More than anything else, the writer of Psalm 8 tells us, invites us, begs us, urges us to behold the flashiness of God. Perhaps it was David who wrote the psalm in his mind as he stood out in the middle of a green pasture somewhere herding sheep over the lush Galilean countryside. Perhaps the Psalm writer was someone else; some unknown, unnamed person who remembered the stories told to them by their parents and grandparents. Stories about a God who plunged into the chaos that blurred the beginning of time and separated the heavens from the earth, giving light and life to human beings and plants and animals. Then at each stage along the way, God stopped and stepped back and looked around and offered one of history’s more profound understatements…”this is good.”
Whoever write Psalm 8 had profound respect and admiration for the goodness of God poured out in colors and shapes and textures and sights and sounds and smells all around us. Standing in the midst of God’s bright and dazzling creation, the Psalm writer gave voice to the kind of praise that somehow seems like the only appropriate and humble response one can offer in the presence of the world’s beauty.
But the amazing and wonderful thing about Psalm 8 is that it doesn’t just give praise to God. It also gives praise to humanity.
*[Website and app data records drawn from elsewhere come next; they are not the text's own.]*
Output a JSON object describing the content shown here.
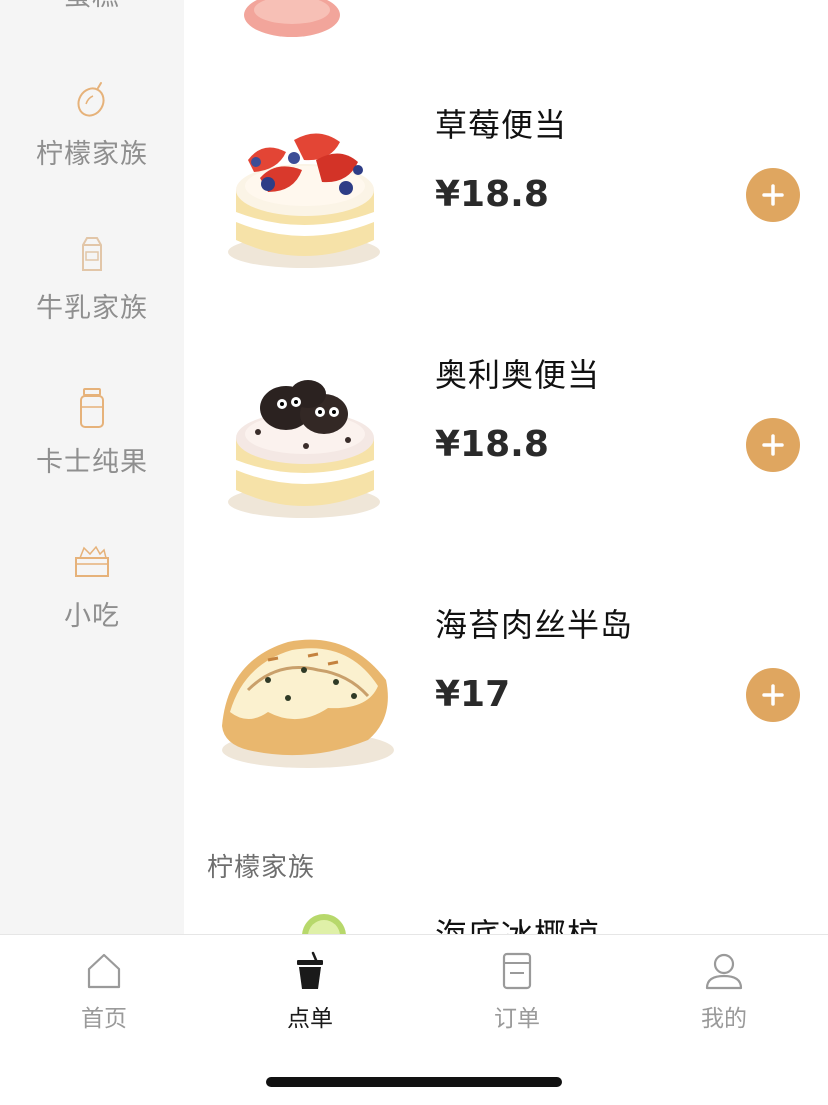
{
  "sidebar": {
    "items": [
      {
        "label": "蛋糕",
        "icon": "cake-icon"
      },
      {
        "label": "柠檬家族",
        "icon": "lemon-icon"
      },
      {
        "label": "牛乳家族",
        "icon": "milk-carton-icon"
      },
      {
        "label": "卡士纯果",
        "icon": "jar-icon"
      },
      {
        "label": "小吃",
        "icon": "snack-box-icon"
      }
    ]
  },
  "products": [
    {
      "name": "草莓便当",
      "price": "¥18.8",
      "image": "strawberry-cake"
    },
    {
      "name": "奥利奥便当",
      "price": "¥18.8",
      "image": "oreo-cake"
    },
    {
      "name": "海苔肉丝半岛",
      "price": "¥17",
      "image": "seaweed-bread"
    }
  ],
  "section": {
    "title": "柠檬家族",
    "next_product_name": "海底冰椰椋"
  },
  "tabbar": {
    "tabs": [
      {
        "label": "首页",
        "icon": "home-icon"
      },
      {
        "label": "点单",
        "icon": "drink-cup-icon",
        "active": true
      },
      {
        "label": "订单",
        "icon": "order-icon"
      },
      {
        "label": "我的",
        "icon": "user-icon"
      }
    ]
  },
  "colors": {
    "accent": "#dfa660",
    "sidebar_bg": "#f5f5f5",
    "inactive_text": "#9a9a9a"
  }
}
While addressing God the Psalm writer offers us the assurance that we have been made only a “little lower than God, and we have been crowned by God with glory and honor.” Moreover, God has “given us dominion over the works of God’s hands…the sheep and the oxen and the beasts of the field and the birds of the air, and the fish of the sea.”
When God made trees and flowers, God said, “this is good.” When God made horses and dogs and lions and whales, God said, “this too is good.” And then the time came for God to make human beings and when God was done, God said, “this is very good.” Yes, you and I, we are made in God’s image, created by God and created for God.
So the next time you stop along the highway or lie down in the yard and look up at the stars, spend a few moments reveling in the flashiness of god’s creation. Giving praise and thanks for God whose name and whose deeds are majestic in all the earth.
And then when you finish speaking and singing your praises, take another moment and listen quietly. Because the wondrous God of the universe will be looking back in your direction. Giving thanks and praise for each one of you. We are God’s children…the flashiest achievement in all of creation. Amen.